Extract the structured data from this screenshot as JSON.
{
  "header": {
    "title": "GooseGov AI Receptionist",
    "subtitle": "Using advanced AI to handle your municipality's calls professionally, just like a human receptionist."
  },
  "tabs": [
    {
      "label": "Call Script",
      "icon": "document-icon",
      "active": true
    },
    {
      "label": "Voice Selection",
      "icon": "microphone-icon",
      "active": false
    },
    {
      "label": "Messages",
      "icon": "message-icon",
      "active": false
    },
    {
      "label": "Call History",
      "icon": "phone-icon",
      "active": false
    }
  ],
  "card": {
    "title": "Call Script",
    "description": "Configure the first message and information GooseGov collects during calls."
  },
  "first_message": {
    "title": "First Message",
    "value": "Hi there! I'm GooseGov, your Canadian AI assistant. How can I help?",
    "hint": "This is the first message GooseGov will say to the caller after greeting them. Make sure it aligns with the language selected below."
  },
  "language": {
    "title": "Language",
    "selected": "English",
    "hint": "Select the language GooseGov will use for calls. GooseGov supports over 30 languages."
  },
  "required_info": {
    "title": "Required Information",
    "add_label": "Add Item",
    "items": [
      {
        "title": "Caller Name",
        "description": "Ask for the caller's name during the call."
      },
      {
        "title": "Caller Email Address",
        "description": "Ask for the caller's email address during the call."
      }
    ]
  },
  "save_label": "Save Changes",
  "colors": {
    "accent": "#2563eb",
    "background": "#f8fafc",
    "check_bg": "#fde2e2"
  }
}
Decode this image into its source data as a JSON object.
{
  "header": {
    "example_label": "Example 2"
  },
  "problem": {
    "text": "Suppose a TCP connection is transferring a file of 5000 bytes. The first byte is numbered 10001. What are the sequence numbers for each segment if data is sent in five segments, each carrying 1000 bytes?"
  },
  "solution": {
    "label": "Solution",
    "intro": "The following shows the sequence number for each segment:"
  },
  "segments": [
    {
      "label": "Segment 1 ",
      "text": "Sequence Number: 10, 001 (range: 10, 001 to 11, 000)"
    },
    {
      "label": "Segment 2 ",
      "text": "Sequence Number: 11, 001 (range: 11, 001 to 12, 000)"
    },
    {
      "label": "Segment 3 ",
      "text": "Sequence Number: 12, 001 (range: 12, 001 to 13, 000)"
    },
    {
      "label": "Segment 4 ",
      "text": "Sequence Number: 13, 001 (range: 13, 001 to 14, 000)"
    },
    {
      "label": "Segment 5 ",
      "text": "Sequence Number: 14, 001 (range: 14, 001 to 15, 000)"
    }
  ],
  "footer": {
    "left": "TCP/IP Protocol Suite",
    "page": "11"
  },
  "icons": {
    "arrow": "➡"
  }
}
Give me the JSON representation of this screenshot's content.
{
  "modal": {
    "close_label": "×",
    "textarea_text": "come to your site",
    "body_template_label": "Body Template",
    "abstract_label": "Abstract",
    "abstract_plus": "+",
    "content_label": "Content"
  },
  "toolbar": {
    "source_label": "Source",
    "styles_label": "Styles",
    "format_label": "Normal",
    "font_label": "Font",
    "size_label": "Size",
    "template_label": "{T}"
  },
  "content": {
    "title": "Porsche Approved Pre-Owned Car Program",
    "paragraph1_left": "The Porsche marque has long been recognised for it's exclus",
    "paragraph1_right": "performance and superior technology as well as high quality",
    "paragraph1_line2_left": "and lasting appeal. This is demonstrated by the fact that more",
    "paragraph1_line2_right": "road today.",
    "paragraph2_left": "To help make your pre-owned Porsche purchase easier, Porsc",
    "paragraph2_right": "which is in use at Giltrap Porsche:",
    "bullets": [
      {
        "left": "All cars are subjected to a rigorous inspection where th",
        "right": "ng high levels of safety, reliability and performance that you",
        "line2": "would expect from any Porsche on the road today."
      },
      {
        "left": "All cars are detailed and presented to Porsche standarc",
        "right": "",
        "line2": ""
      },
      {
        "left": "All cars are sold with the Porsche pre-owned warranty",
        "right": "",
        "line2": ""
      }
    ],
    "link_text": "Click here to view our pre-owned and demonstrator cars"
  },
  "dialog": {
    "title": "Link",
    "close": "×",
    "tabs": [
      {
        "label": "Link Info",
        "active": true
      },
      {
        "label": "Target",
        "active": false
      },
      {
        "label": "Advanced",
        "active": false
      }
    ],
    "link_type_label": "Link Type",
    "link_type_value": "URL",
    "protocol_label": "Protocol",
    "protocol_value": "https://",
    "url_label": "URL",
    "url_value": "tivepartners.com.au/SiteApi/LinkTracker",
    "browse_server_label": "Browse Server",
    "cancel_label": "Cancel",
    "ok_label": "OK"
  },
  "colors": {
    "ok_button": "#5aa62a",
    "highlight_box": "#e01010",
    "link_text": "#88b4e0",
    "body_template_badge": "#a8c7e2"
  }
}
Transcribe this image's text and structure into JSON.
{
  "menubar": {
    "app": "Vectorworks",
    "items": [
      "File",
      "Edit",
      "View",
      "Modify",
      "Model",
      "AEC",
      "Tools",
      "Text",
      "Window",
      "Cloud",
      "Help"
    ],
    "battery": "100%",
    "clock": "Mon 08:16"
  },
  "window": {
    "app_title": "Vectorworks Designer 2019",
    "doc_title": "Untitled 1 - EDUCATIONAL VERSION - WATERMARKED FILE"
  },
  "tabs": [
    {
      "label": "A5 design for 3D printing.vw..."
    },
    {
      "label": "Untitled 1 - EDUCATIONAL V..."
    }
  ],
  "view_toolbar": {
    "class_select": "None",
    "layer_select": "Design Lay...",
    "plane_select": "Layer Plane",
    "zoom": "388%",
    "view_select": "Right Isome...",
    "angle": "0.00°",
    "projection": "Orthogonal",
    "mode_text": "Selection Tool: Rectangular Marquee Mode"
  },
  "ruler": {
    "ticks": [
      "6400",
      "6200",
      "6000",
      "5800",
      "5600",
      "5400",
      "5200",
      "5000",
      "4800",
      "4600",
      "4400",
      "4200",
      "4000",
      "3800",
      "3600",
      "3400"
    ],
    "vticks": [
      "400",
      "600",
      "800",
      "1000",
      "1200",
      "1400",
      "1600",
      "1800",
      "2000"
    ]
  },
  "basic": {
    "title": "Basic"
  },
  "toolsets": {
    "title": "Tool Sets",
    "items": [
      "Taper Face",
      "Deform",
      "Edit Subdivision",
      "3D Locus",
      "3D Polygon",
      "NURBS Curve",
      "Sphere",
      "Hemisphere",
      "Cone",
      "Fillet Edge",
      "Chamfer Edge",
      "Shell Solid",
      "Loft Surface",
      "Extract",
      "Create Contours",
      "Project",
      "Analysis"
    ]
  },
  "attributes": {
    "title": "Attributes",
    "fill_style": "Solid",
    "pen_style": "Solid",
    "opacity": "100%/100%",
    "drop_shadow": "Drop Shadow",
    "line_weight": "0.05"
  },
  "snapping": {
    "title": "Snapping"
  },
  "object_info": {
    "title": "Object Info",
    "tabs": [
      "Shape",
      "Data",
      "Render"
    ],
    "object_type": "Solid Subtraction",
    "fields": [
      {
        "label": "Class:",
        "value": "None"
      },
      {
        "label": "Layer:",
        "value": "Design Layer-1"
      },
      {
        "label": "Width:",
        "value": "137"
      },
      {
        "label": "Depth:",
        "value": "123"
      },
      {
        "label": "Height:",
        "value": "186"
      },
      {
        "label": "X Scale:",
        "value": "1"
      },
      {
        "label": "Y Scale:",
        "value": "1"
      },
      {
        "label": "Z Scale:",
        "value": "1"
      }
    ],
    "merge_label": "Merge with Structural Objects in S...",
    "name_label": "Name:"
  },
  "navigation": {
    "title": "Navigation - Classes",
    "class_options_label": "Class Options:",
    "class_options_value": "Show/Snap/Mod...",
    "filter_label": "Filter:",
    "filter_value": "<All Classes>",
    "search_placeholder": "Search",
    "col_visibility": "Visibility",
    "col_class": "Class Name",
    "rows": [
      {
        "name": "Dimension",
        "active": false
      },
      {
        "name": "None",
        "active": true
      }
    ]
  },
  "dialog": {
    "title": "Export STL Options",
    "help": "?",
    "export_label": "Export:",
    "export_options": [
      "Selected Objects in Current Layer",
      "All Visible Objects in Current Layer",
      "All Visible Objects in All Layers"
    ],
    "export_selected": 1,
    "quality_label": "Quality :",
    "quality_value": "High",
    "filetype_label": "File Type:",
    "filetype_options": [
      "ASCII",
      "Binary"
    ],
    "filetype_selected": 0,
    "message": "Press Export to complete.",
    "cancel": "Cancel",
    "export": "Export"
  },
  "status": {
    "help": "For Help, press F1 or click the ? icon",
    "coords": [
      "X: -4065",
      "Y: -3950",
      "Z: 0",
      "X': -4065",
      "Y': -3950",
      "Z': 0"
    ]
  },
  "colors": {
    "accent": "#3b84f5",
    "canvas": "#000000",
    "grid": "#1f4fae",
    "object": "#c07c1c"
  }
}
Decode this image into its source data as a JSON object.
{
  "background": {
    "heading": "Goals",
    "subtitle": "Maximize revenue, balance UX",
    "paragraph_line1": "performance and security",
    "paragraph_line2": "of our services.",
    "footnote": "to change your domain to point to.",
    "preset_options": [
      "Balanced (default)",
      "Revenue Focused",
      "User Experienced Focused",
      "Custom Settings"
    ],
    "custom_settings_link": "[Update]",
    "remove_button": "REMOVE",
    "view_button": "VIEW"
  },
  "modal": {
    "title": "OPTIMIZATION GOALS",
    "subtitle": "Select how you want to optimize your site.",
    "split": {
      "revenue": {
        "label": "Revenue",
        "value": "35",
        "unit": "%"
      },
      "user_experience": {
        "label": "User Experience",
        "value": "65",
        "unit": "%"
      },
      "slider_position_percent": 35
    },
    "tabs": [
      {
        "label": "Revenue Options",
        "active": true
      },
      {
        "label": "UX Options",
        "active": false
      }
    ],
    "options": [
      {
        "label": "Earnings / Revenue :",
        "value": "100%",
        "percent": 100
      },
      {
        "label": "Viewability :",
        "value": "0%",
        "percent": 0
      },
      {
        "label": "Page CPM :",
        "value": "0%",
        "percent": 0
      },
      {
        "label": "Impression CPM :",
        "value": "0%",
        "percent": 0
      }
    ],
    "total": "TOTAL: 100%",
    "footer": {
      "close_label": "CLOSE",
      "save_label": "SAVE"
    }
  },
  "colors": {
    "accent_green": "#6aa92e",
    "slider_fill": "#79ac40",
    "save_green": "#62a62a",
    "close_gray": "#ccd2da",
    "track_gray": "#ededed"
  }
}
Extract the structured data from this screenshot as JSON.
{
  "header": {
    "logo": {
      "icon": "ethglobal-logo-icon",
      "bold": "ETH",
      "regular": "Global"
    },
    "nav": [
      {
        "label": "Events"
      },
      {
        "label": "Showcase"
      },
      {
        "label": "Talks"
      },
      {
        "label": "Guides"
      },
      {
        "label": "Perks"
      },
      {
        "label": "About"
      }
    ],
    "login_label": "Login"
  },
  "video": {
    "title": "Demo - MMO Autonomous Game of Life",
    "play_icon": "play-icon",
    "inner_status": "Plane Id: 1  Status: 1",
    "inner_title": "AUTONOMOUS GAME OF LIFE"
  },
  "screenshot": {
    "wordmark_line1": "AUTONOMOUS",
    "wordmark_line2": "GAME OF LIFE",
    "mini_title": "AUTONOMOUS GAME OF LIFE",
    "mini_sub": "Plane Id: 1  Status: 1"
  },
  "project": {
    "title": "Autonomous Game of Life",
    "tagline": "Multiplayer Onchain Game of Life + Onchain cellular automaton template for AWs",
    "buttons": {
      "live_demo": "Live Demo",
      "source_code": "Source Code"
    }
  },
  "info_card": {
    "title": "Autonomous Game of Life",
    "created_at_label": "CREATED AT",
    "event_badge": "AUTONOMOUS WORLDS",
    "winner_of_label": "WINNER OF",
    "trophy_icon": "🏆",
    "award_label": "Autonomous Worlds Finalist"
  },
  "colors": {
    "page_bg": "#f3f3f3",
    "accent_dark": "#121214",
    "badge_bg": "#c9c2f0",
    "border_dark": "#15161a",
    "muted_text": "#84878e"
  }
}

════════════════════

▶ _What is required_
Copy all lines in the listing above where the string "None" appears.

▶ _Exercise solution_
    "class_select": "None",
        "value": "None"
        "name": "None",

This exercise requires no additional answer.